The Clydesdale Rides On Through a Changing Scene

Although local band The Clydesdale was formed in 2004, you might have some difficulty in Googling them.

“It’s just a bunch of horses,” the band’s Courtney Carroll says.

“Well, if we were called ‘The Dogs,’ we probably wouldn’t come up if you Googled us, either,” Paige Overton says.

“We’re like the cockroaches. We’re never going to go away.”

Despite being difficult to find on the Internet, the Clydesdale has become a Las Vegas fixture over the past decade, having amassed a large and devoted regional following with its straight-shooting, punky Americana. Recently, I caught up with Andrew Karasa (guitar), Jason Aragon (bass), bassist Carroll, and lead singer Overton after their performance at the Arts Factory’s Vintage Bike Night, a landscape of leather and even more leather.

How would you describe the Clydesdale’s sound?

Overton: If Johnny Cash and the Rolling Stones had a baby, and then that baby grew up listening to surf music, punk rock and some indie, with a little bit of funk and soul, that would be us. I like to say Andrew and I bring the punk, and [Jason] and Courtney bring the funk. We got the punk/funk going on.

You’ve been playing together for 10 years. How has the musical landscape in Las Vegas changed?

Karasa: It depends on the venues. If there are a lot of good venues, then bands start playing out and you see more. For some reason, they make a lot of money at first and everyone likes going, and then they start charging at the door and trying to get more money, and it just ruins everything and no one wants to go back.

Carroll: So there aren’t a lot of local band venues.

Jason was involved with the local music festival Neon Reverb, where many venues were involved…

Aragon: [Neon Reverb lasted] five years, two times a year. Several different venues Downtown participated –Beauty Bar, Bunkhouse, Country Saloon, Yayo Taco, The Beats, the Gypsy Den when that was around, Thunderbird Lounge, Aruba.

Karasa: And then up to 2013, but it stopped. That’s when Downtown got bought, so the music in general, Downtown, just got reset.

Overton: Our Etch-A-Sketch got shook up, and we got to draw a new picture now.

How would describe your place in the Vegas music scene now?

Karasa: We’re the godfathers.

Overton: We love playing music. We’re like the cockroaches. We’re never going to go away.

Carroll: You can’t kill us!

Overton: You can spray us, stomp on us, you can write up a bad review, but we’re still going to play!

What plans do you guys have for the future?

Overton: They’re having the Las Vegas Film Festival in August, and we were selected. We have a music video that we’re going to premiere.

Carroll: Downtown Project is funding, and they’re pairing local bands with producers to make a music video.

Overton: But I’m really excited for our new album. We’re not trying to just bang it out like we usually do. We’re recording it ourselves, so we can take the time to do it exactly how we like.
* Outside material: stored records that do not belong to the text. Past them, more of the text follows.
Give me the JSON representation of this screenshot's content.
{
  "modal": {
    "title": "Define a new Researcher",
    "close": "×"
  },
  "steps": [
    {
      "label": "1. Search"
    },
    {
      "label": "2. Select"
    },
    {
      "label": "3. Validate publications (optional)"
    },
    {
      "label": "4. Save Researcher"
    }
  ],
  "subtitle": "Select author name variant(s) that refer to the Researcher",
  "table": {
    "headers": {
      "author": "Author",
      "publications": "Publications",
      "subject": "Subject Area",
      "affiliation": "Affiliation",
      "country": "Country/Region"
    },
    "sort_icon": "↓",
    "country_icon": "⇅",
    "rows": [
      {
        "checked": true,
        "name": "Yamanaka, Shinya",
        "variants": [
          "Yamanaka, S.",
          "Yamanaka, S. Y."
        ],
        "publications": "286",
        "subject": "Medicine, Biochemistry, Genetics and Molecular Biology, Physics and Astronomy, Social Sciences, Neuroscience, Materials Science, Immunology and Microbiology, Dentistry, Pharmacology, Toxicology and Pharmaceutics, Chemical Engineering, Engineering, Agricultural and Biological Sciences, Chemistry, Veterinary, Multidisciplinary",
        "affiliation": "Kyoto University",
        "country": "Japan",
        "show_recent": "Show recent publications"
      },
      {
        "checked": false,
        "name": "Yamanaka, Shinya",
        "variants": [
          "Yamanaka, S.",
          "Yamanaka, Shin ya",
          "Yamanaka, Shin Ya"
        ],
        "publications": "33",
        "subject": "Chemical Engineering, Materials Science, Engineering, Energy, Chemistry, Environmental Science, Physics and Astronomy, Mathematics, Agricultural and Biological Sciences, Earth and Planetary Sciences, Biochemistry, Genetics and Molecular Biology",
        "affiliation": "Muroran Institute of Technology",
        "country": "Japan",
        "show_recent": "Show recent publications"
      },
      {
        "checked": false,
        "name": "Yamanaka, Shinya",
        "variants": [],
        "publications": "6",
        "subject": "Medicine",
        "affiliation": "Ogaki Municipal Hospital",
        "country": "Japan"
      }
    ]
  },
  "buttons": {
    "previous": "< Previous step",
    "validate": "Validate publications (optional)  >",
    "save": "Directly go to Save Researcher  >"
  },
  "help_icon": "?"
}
I really feel like it’s going to be our best album we’ve ever had.

We’ve had really good recording experiences, and I think we’ve taken away from everywhere we recorded and everybody we’ve recorded with. It’ll be kind of different, because we’re at our own pace. When you have a new king in your kingdom, it’s runs a little differently. Sorry, I watch a lot of Game of Thrones.

Keep up with The Clydesdale via their Facebook page.

Vegas Seven